Each record is to be reproduced verbatim.

The data
[Start of Attachment]

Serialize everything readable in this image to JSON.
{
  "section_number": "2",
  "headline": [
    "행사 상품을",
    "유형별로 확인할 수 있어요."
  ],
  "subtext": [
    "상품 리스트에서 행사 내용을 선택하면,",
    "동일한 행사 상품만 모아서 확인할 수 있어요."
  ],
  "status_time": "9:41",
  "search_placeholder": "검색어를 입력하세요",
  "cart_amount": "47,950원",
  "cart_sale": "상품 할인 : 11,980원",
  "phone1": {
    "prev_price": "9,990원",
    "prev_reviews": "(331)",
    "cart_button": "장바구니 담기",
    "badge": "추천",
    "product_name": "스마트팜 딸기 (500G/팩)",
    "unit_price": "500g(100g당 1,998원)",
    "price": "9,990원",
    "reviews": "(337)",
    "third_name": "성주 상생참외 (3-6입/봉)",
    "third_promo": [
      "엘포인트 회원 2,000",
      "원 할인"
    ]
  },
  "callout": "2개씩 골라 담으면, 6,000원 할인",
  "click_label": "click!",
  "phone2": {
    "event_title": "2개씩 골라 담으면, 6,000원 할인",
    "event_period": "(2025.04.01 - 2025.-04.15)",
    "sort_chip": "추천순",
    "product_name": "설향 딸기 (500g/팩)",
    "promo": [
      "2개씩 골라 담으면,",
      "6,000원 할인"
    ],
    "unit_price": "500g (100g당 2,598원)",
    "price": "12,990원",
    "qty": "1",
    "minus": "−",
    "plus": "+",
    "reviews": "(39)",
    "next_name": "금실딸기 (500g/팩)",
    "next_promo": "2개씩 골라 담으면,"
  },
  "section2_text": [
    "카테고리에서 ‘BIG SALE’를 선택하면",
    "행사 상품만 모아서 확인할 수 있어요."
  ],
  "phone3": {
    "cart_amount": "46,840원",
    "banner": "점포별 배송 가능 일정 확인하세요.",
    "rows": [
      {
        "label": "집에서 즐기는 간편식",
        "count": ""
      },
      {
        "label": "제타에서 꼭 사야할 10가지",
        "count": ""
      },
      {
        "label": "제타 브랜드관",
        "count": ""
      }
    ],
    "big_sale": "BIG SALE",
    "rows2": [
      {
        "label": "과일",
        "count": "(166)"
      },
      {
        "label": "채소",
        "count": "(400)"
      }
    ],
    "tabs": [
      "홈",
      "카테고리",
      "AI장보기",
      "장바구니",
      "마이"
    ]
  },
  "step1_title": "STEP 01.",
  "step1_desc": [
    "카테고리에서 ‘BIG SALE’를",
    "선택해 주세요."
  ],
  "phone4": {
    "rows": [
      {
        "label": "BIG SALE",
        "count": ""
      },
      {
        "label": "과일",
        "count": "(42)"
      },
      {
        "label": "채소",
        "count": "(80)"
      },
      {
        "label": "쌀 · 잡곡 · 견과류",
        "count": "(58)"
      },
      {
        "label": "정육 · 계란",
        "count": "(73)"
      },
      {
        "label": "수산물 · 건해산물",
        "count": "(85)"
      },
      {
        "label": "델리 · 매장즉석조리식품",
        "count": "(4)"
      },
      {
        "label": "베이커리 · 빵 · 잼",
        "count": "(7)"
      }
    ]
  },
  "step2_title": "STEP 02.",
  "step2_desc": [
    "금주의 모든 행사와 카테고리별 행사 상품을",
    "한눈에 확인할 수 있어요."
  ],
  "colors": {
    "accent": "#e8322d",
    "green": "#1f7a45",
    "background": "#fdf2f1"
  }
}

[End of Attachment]

Task output
Serialize everything readable in this image to JSON.
{
  "section_number": "2",
  "headline": [
    "행사 상품을",
    "유형별로 확인할 수 있어요."
  ],
  "subtext": [
    "상품 리스트에서 행사 내용을 선택하면,",
    "동일한 행사 상품만 모아서 확인할 수 있어요."
  ],
  "status_time": "9:41",
  "search_placeholder": "검색어를 입력하세요",
  "cart_amount": "47,950원",
  "cart_sale": "상품 할인 : 11,980원",
  "phone1": {
    "prev_price": "9,990원",
    "prev_reviews": "(331)",
    "cart_button": "장바구니 담기",
    "badge": "추천",
    "product_name": "스마트팜 딸기 (500G/팩)",
    "unit_price": "500g(100g당 1,998원)",
    "price": "9,990원",
    "reviews": "(337)",
    "third_name": "성주 상생참외 (3-6입/봉)",
    "third_promo": [
      "엘포인트 회원 2,000",
      "원 할인"
    ]
  },
  "callout": "2개씩 골라 담으면, 6,000원 할인",
  "click_label": "click!",
  "phone2": {
    "event_title": "2개씩 골라 담으면, 6,000원 할인",
    "event_period": "(2025.04.01 - 2025.-04.15)",
    "sort_chip": "추천순",
    "product_name": "설향 딸기 (500g/팩)",
    "promo": [
      "2개씩 골라 담으면,",
      "6,000원 할인"
    ],
    "unit_price": "500g (100g당 2,598원)",
    "price": "12,990원",
    "qty": "1",
    "minus": "−",
    "plus": "+",
    "reviews": "(39)",
    "next_name": "금실딸기 (500g/팩)",
    "next_promo": "2개씩 골라 담으면,"
  },
  "section2_text": [
    "카테고리에서 ‘BIG SALE’를 선택하면",
    "행사 상품만 모아서 확인할 수 있어요."
  ],
  "phone3": {
    "cart_amount": "46,840원",
    "banner": "점포별 배송 가능 일정 확인하세요.",
    "rows": [
      {
        "label": "집에서 즐기는 간편식",
        "count": ""
      },
      {
        "label": "제타에서 꼭 사야할 10가지",
        "count": ""
      },
      {
        "label": "제타 브랜드관",
        "count": ""
      }
    ],
    "big_sale": "BIG SALE",
    "rows2": [
      {
        "label": "과일",
        "count": "(166)"
      },
      {
        "label": "채소",
        "count": "(400)"
      }
    ],
    "tabs": [
      "홈",
      "카테고리",
      "AI장보기",
      "장바구니",
      "마이"
    ]
  },
  "step1_title": "STEP 01.",
  "step1_desc": [
    "카테고리에서 ‘BIG SALE’를",
    "선택해 주세요."
  ],
  "phone4": {
    "rows": [
      {
        "label": "BIG SALE",
        "count": ""
      },
      {
        "label": "과일",
        "count": "(42)"
      },
      {
        "label": "채소",
        "count": "(80)"
      },
      {
        "label": "쌀 · 잡곡 · 견과류",
        "count": "(58)"
      },
      {
        "label": "정육 · 계란",
        "count": "(73)"
      },
      {
        "label": "수산물 · 건해산물",
        "count": "(85)"
      },
      {
        "label": "델리 · 매장즉석조리식품",
        "count": "(4)"
      },
      {
        "label": "베이커리 · 빵 · 잼",
        "count": "(7)"
      }
    ]
  },
  "step2_title": "STEP 02.",
  "step2_desc": [
    "금주의 모든 행사와 카테고리별 행사 상품을",
    "한눈에 확인할 수 있어요."
  ],
  "colors": {
    "accent": "#e8322d",
    "green": "#1f7a45",
    "background": "#fdf2f1"
  }
}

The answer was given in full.